Young showman wins sheep award

Staff writer

Almost every morning at 8:30 a.m. 9-year-old Cailey Barney, of rural Tampa is out feeding and watering her sheep.

“I really like them because when you have nothing to do, you can always go out and play with your sheep,” she said. “It’s like always having a friend.”

On Saturday, Cailey and her current good sheep friend, Oreo, won a championship belt buckle in junior showmanship at the Hillsboro Meat Goat and Sheep Jackpot Show at the Marion County Fairgrounds.

“I’ve been showing since I was 3 or 4,” Barney said. “But this was the first time I ever won a belt buckle! I was ecstatic! I was really, really happy.”

Two of Cailey’s five older siblings also participated in the Hillsboro show, and though this was Cailey’s first championship belt buckle, it was not the family’s first outing this show season. Along with brothers Zach, 12, and Jared, 16, and parents Gene and Denise, Cailey and her six sheep already competed in five other shows this year.

“It’s just something we enjoy doing as a family,” mother Denise said. “We’ve decided this is something we are going to do this year and have many more shows planned for the rest of the summer.”

Cailey said there was a lot to remember in sheep showmanship, and a lot she learned through the years watching her four brothers and one older sister in sheep showmanship competitions.

“You should never ever hit your lamb to make it behave,” she said. “You always need to stay calm and just keep making sure the feet are placed right.”

She said a show lamb’s feet should never be too far apart in the front and not to far back in the rear.

“If you set the back feet too far back, then it looks like the lamb is breaking in the topline,” she said. “But sometimes you want them to stretch out, so you just have to keep checking the legs.”

Barney also said she spent a lot of time working with her lambs at home, teaching them how to brace, so in the show ring they could show off their muscles to the best advantage.

“We work them almost every evening after dark when it gets cooler,” she said. “We put them up on the sheep stand or on the edge of the porch and push against them. Since they don’t want to fall off, they push back and that makes their muscles bigger. They get used to pushing against us, so in the show ring, even if there is no edge for them to worry about, they push back when I push against them.”

Barney has a few other tricks to make her lambs behave in the ring.

“Sometimes I bend down and scratch their belly, just to let them know they are doing a good job,” she said. “They like that.”

Barney also keeps a wet towel handy to place across her lamb’s back whenever she is not in the show ring. This keeps him cool and happy, and helps show his muscles off when he goes back into the ring.

Barney said the hardest part of showing sheep was lifting them up when they got bigger and setting their feet down right.

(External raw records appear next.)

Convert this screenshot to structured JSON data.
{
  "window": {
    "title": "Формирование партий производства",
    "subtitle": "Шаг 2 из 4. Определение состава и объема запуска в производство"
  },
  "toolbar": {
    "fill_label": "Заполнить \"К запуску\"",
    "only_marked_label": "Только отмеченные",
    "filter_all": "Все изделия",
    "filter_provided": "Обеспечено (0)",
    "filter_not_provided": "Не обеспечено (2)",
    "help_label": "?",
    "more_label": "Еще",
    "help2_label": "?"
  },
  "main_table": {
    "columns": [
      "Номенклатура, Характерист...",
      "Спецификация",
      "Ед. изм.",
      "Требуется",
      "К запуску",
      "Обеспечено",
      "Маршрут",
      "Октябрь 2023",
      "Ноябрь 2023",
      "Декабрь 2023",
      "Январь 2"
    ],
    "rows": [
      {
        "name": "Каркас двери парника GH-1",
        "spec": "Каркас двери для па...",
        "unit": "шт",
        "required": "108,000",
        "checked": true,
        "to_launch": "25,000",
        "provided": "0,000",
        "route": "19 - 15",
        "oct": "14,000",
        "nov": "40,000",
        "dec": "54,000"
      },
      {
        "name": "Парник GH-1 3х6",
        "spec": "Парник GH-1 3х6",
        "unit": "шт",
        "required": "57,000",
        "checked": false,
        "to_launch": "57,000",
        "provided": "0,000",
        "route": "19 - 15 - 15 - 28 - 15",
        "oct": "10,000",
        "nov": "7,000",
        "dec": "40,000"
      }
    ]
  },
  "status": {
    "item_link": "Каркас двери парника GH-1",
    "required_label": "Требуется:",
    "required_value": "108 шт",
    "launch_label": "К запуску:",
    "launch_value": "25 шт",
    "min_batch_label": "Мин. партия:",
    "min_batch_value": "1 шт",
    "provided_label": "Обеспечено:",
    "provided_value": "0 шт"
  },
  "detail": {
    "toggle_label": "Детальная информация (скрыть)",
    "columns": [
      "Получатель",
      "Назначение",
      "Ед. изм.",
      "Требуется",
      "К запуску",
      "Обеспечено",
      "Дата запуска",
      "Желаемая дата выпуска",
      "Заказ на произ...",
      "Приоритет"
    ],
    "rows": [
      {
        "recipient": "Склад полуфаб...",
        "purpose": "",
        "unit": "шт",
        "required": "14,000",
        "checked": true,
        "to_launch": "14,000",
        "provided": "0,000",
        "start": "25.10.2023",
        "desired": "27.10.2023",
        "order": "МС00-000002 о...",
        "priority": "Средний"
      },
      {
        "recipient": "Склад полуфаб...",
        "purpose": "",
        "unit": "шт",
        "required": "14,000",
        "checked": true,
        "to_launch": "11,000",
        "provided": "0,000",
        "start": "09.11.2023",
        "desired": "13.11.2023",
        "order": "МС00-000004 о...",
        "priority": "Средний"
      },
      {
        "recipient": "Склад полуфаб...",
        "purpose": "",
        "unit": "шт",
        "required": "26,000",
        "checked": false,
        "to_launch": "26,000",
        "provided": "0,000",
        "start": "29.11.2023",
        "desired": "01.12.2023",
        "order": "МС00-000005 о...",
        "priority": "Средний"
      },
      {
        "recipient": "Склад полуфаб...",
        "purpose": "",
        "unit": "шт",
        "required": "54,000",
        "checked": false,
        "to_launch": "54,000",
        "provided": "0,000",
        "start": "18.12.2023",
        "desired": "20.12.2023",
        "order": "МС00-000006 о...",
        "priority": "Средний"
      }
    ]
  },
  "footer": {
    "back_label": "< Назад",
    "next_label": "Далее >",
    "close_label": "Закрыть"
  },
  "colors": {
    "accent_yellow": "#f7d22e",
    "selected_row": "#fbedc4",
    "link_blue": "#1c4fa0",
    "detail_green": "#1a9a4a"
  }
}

She and her siblings own 11 sheep and plan to sell three wethers after the Junior Livestock show in fall. They will also participate in the Kansas State Fair with their sheep in September.

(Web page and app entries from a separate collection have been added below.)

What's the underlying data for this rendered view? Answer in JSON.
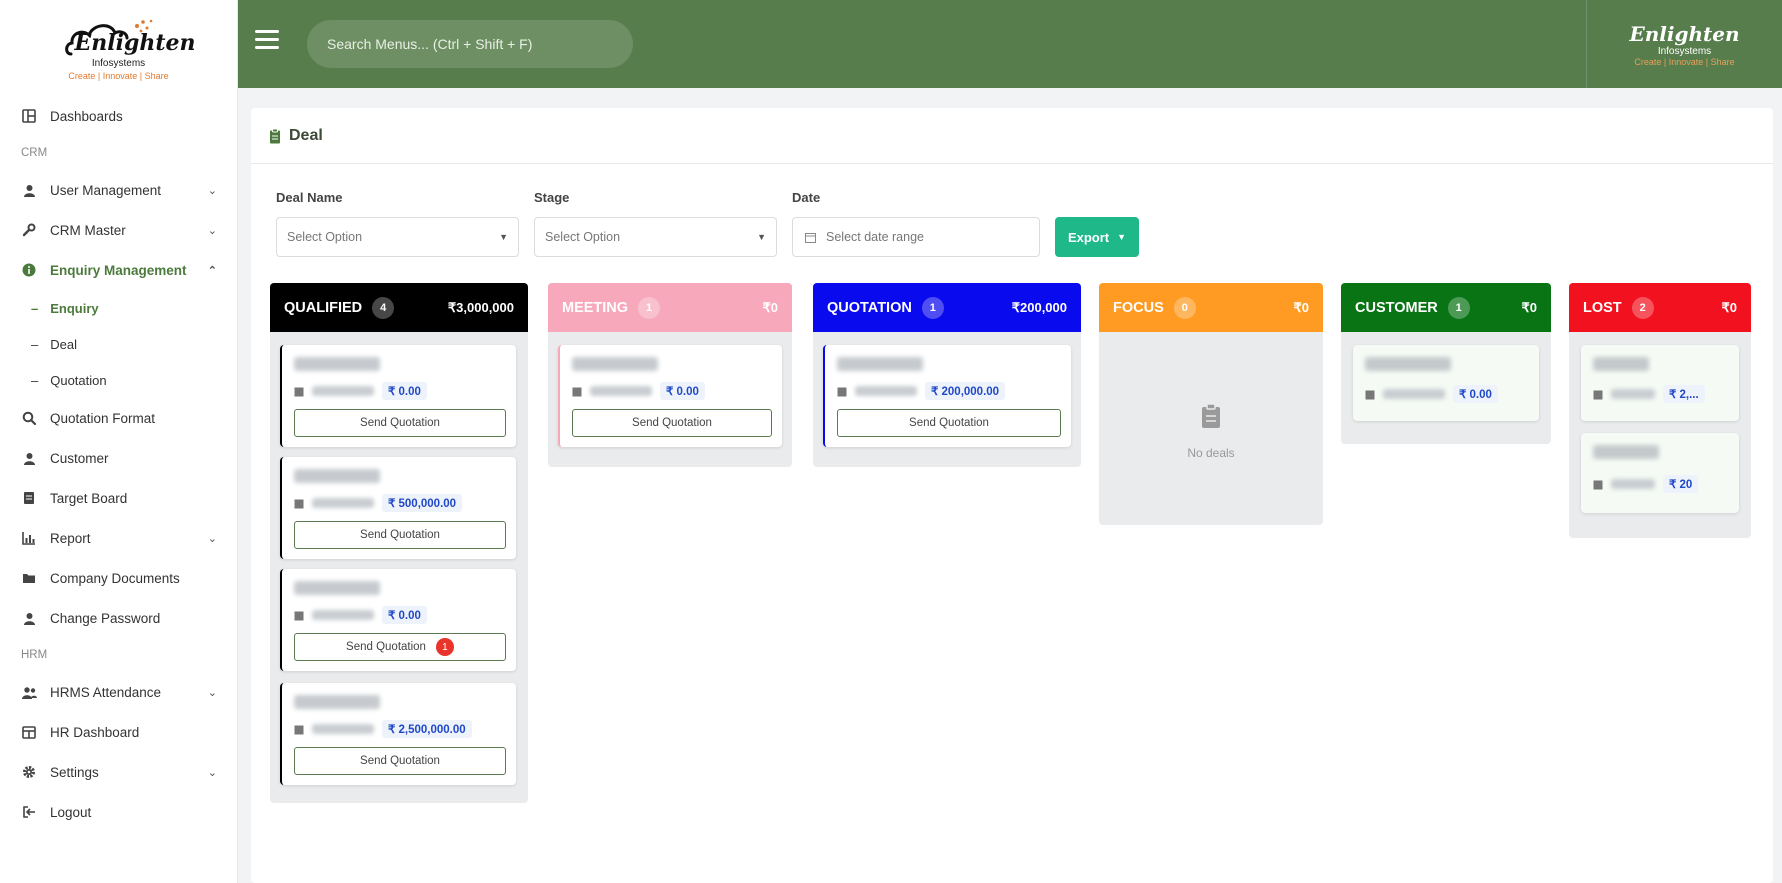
{
  "brand": {
    "name": "Enlighten",
    "sub": "Infosystems",
    "tagline": "Create | Innovate | Share"
  },
  "topbar": {
    "search_placeholder": "Search Menus... (Ctrl + Shift + F)"
  },
  "sidebar": {
    "dashboards": "Dashboards",
    "section_crm": "CRM",
    "user_management": "User Management",
    "crm_master": "CRM Master",
    "enquiry_management": "Enquiry Management",
    "sub_enquiry": "Enquiry",
    "sub_deal": "Deal",
    "sub_quotation": "Quotation",
    "quotation_format": "Quotation Format",
    "customer": "Customer",
    "target_board": "Target Board",
    "report": "Report",
    "company_documents": "Company Documents",
    "change_password": "Change Password",
    "section_hrm": "HRM",
    "hrms_attendance": "HRMS Attendance",
    "hr_dashboard": "HR Dashboard",
    "settings": "Settings",
    "logout": "Logout"
  },
  "page": {
    "title": "Deal"
  },
  "filters": {
    "deal_name_label": "Deal Name",
    "deal_name_value": "Select Option",
    "stage_label": "Stage",
    "stage_value": "Select Option",
    "date_label": "Date",
    "date_placeholder": "Select date range",
    "export_label": "Export"
  },
  "board": {
    "columns": [
      {
        "name": "QUALIFIED",
        "count": "4",
        "amount": "₹3,000,000",
        "color": "#000000"
      },
      {
        "name": "MEETING",
        "count": "1",
        "amount": "₹0",
        "color": "#f7a8bb"
      },
      {
        "name": "QUOTATION",
        "count": "1",
        "amount": "₹200,000",
        "color": "#0a0aef"
      },
      {
        "name": "FOCUS",
        "count": "0",
        "amount": "₹0",
        "color": "#ff9b22"
      },
      {
        "name": "CUSTOMER",
        "count": "1",
        "amount": "₹0",
        "color": "#087414"
      },
      {
        "name": "LOST",
        "count": "2",
        "amount": "₹0",
        "color": "#f2121f"
      }
    ],
    "deals": {
      "q1_amount": "₹ 0.00",
      "q2_amount": "₹ 500,000.00",
      "q3_amount": "₹ 0.00",
      "q4_amount": "₹ 2,500,000.00",
      "m1_amount": "₹ 0.00",
      "qt1_amount": "₹ 200,000.00",
      "c1_amount": "₹ 0.00",
      "l1_amount": "₹ 2,...",
      "l2_amount": "₹ 20",
      "send_label": "Send Quotation",
      "q3_badge": "1"
    },
    "focus_empty": "No deals"
  }
}
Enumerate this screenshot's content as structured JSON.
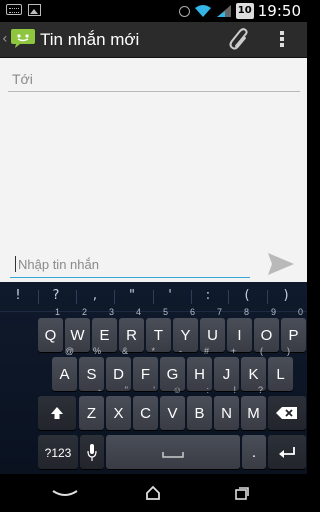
{
  "status_bar": {
    "clock": "19:50",
    "battery_level": "10"
  },
  "action_bar": {
    "up_glyph": "‹",
    "title": "Tin nhắn mới",
    "icons": [
      "messaging-app-icon",
      "attach-icon",
      "overflow-menu-icon"
    ]
  },
  "compose": {
    "recipient_placeholder": "Tới",
    "message_placeholder": "Nhập tin nhắn",
    "send_icon": "send-icon"
  },
  "keyboard": {
    "suggestions": [
      "!",
      "?",
      ",",
      "\"",
      "'",
      ":",
      "(",
      ")"
    ],
    "row1": [
      {
        "label": "Q",
        "hint": "1"
      },
      {
        "label": "W",
        "hint": "2"
      },
      {
        "label": "E",
        "hint": "3"
      },
      {
        "label": "R",
        "hint": "4"
      },
      {
        "label": "T",
        "hint": "5"
      },
      {
        "label": "Y",
        "hint": "6"
      },
      {
        "label": "U",
        "hint": "7"
      },
      {
        "label": "I",
        "hint": "8"
      },
      {
        "label": "O",
        "hint": "9"
      },
      {
        "label": "P",
        "hint": "0"
      }
    ],
    "row2": [
      {
        "label": "A",
        "hint": "@"
      },
      {
        "label": "S",
        "hint": "%"
      },
      {
        "label": "D",
        "hint": "&"
      },
      {
        "label": "F",
        "hint": "*"
      },
      {
        "label": "G",
        "hint": "-"
      },
      {
        "label": "H",
        "hint": "#"
      },
      {
        "label": "J",
        "hint": "+"
      },
      {
        "label": "K",
        "hint": "("
      },
      {
        "label": "L",
        "hint": ")"
      }
    ],
    "row3": [
      {
        "label": "Z",
        "hint": "-"
      },
      {
        "label": "X",
        "hint": "\""
      },
      {
        "label": "C",
        "hint": "'"
      },
      {
        "label": "V",
        "hint": "☺"
      },
      {
        "label": "B",
        "hint": ":"
      },
      {
        "label": "N",
        "hint": "!"
      },
      {
        "label": "M",
        "hint": "?"
      }
    ],
    "mode_key": "?123",
    "period_key": ".",
    "shift_icon": "shift-icon",
    "backspace_icon": "backspace-icon",
    "mic_icon": "microphone-icon",
    "enter_icon": "enter-icon"
  },
  "nav_bar": {
    "icons": [
      "back-icon",
      "home-icon",
      "recent-apps-icon"
    ]
  }
}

“This is the first year I will be old enough to show at the state fair,” she said. “I can’t wait for that!”

Barney said she enjoyed just about everything when it came to raising and showing sheep, except making decisions on which one to sell.

“We have to sell one of our ewe lambs at the Marion County Fair, but I don’t know which one yet,” she said. “I’ll probably be a little bit sad then.”

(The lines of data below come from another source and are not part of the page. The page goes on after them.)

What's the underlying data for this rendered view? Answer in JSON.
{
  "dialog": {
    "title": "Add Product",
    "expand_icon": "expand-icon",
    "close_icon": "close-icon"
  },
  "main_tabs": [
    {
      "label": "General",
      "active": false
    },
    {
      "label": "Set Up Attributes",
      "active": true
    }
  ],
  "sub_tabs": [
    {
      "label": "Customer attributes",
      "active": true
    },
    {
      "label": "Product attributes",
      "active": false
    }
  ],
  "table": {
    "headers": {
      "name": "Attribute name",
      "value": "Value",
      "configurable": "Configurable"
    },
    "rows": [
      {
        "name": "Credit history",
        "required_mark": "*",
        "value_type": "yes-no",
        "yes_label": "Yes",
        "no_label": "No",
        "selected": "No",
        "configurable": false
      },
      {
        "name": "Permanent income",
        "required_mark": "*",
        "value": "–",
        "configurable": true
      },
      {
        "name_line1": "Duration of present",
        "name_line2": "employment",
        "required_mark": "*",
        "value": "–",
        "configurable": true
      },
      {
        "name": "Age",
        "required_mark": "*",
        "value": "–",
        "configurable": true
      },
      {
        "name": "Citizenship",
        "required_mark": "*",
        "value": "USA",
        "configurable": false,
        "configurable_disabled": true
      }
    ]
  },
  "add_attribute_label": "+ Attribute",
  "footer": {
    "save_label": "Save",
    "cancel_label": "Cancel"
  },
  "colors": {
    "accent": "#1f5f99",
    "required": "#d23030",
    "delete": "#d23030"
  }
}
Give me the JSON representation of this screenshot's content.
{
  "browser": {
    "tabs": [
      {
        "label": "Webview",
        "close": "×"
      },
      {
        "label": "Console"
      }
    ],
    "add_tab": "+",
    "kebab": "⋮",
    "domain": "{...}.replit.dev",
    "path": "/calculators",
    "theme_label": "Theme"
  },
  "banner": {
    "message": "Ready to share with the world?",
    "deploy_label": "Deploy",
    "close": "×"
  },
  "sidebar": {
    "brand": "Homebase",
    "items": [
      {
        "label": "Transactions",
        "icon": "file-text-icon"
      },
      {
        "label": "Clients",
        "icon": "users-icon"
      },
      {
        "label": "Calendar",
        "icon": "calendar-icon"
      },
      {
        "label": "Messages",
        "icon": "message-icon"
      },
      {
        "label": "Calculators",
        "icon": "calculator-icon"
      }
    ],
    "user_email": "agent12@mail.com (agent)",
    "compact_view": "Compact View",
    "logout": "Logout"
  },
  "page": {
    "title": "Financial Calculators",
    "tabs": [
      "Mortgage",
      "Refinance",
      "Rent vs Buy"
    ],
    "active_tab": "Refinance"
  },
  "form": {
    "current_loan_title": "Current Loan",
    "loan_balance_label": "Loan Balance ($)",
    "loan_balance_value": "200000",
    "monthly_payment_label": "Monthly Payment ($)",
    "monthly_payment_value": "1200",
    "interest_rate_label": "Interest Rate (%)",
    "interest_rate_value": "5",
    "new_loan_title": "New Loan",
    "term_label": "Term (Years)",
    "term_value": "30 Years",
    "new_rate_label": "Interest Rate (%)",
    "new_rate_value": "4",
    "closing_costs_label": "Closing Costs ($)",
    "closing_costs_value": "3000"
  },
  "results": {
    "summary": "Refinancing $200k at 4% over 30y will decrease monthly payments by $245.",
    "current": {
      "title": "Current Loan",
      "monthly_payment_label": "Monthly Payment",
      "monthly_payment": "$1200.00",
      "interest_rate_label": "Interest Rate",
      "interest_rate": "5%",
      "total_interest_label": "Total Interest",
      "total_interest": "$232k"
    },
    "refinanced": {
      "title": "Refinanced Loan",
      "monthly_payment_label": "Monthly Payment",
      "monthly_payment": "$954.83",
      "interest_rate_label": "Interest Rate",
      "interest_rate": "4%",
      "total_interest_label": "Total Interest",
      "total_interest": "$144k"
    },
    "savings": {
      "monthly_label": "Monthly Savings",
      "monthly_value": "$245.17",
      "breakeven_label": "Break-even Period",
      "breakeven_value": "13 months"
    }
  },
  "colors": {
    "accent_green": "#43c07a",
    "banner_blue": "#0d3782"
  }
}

Barney and her siblings are homeschooled, so raising and working with farm animals are a big part of their lives. They also raise pigs and chickens and are members of the Tampa Triple-T’s 4-H club.

“I just really like the sheep,” Cailey said. “They are a lot of fun.”

Last modified May 31, 2012